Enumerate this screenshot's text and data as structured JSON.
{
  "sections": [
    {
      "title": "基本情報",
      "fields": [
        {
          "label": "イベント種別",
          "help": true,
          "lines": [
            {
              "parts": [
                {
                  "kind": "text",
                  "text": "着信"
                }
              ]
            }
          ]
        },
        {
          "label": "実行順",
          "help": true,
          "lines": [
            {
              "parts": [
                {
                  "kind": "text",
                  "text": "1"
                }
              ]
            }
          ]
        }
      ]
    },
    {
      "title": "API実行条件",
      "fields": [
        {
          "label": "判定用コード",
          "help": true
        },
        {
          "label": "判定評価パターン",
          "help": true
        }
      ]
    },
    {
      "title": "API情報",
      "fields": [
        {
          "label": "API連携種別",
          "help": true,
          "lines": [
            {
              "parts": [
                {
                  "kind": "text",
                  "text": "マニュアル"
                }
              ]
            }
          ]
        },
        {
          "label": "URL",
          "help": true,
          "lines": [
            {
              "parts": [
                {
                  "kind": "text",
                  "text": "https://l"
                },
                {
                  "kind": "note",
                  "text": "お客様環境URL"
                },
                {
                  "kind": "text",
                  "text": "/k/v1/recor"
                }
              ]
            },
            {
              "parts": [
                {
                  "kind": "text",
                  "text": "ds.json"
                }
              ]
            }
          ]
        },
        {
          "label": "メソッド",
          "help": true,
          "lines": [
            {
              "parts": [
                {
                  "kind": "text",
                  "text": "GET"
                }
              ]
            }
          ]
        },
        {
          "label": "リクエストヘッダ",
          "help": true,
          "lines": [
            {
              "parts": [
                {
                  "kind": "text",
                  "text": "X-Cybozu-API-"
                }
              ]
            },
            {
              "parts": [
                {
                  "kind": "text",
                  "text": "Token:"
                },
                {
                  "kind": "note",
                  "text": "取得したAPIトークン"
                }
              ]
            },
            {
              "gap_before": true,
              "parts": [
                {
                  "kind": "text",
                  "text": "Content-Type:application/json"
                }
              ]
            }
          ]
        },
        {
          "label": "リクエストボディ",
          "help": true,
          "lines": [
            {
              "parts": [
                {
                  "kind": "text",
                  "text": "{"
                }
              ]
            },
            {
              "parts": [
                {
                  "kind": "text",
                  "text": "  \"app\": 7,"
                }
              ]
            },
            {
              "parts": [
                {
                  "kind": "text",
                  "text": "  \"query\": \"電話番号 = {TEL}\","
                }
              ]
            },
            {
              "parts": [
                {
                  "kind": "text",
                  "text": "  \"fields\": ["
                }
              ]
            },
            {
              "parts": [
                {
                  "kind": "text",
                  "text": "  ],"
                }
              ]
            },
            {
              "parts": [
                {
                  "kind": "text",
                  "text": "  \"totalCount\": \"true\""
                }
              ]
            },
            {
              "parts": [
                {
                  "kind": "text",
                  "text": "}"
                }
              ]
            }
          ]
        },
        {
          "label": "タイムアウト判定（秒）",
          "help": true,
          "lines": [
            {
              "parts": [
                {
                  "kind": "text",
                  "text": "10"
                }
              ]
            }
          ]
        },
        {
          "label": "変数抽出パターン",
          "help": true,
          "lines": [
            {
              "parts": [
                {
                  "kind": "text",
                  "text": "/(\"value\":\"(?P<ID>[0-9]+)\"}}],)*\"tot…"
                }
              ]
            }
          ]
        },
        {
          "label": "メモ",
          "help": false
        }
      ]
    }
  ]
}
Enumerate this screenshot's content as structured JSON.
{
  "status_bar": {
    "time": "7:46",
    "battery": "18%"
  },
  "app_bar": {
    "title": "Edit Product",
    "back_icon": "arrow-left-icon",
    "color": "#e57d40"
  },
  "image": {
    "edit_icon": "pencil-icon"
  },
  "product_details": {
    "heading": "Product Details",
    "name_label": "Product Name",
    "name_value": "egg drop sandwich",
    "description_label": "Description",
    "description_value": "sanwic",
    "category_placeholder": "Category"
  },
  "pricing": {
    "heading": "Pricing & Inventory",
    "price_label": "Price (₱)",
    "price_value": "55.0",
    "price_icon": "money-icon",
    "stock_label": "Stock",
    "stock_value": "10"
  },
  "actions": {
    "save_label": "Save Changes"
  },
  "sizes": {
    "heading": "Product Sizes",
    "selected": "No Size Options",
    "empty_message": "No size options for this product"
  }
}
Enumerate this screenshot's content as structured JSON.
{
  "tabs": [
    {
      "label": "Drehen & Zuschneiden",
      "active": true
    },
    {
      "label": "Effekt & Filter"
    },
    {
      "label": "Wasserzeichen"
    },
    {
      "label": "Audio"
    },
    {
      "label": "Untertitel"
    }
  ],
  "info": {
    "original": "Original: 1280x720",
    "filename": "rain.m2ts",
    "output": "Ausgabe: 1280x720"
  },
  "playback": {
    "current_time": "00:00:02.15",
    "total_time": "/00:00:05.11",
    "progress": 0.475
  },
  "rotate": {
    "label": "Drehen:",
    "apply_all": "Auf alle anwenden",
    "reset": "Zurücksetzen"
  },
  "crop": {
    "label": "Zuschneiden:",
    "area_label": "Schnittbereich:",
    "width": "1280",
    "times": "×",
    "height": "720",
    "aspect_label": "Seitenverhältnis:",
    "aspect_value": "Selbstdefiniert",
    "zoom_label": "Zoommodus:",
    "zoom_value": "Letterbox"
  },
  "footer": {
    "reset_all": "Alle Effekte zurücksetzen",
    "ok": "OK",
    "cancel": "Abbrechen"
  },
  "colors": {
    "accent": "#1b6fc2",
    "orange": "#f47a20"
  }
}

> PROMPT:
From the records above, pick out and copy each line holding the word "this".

> WRITTEN ANSWER:
Enumerate this screenshot's text and data as structured JSON.
Enumerate this screenshot's content as structured JSON.
    "empty_message": "No size options for this product"
Enumerate this screenshot's content as structured JSON.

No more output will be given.